Netanyahu Considers Allowing Elon Musk To Bore Tunnels Under Israel

Elon Musk is reportedly in talks with the Israeli government to build tunnels across (or is that below) the country, according to statements made by Israeli Prime Minister Benjamin Netanyahu at a campaign event this week. The Boring Company could help "much needed infrastructure development" in Israel, according to Bloomberg, although it was unclear who would have priority if a Tesla tunnel merges with one dug by Hezbollah.

The reason: Israel suffers from poor traffic infrastructure and has the worst traffic in the developed world.  

Netanyahu said at a campaign event: "I met a man that they call Elon Musk -- have you heard of him? A real genius. Right now we’re in conversation with him to see if we can tunnel the State of Israel."

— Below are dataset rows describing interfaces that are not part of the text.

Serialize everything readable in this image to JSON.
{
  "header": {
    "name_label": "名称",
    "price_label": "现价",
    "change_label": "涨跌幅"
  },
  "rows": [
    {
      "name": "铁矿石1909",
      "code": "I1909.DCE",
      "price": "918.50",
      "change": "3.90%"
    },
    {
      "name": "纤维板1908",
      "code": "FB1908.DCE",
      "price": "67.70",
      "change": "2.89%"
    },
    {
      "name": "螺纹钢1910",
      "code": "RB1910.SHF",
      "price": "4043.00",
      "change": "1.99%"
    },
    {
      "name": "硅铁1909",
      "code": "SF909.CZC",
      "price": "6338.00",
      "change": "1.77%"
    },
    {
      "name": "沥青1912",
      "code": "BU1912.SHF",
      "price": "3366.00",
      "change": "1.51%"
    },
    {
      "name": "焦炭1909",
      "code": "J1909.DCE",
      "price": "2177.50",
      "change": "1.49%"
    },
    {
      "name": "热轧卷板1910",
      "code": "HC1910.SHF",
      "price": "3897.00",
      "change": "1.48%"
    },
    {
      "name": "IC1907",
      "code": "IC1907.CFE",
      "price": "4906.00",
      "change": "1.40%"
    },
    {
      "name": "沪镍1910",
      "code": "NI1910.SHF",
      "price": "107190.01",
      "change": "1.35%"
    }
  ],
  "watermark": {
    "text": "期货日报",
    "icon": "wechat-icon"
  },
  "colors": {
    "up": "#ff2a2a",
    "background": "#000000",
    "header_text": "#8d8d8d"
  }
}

Musk and Netanyahu had breakfast at the Prime Minister's residence, where Musk talked about his tunneling "technology". Netanyahu is in the midst of a re-election battle that'll culminate on April 9 against the Blue & White bloc, which has suggested tapping the country's sovereign wealth fund to upgrade its infrastructure. 

Israel’s public transportation system is notoriously inefficient and could cost the economy 25 billion shekels ($6.9 billion) a year by 2030 if changes aren’t made, the state comptroller found. And that's without letting Musk have a crack at it. 

Netanyahu apparently hasn't been turned off by the fact that Musk's tunneling idea was recently laughed out of Virginia by bureaucrats as being "a lot of show" and not "substantive". 

 “I think there’s a lot of show going on here. I don’t mean to suggest that they don’t have a serious plan in mind, but I don’t consider the steps they’ve taken to date to be substantive," Virginia bureaucrats recently said of Musk's tunneling idea.

"There's no revolution here. Let's be honest here: he's driving a car through a sewer pipe," Ph.D. chemist and video blogger Phil Mason said in a late December he posted to YouTube, destroying Musk's tunnel idea. We reported on his critique of the idea in a late December post here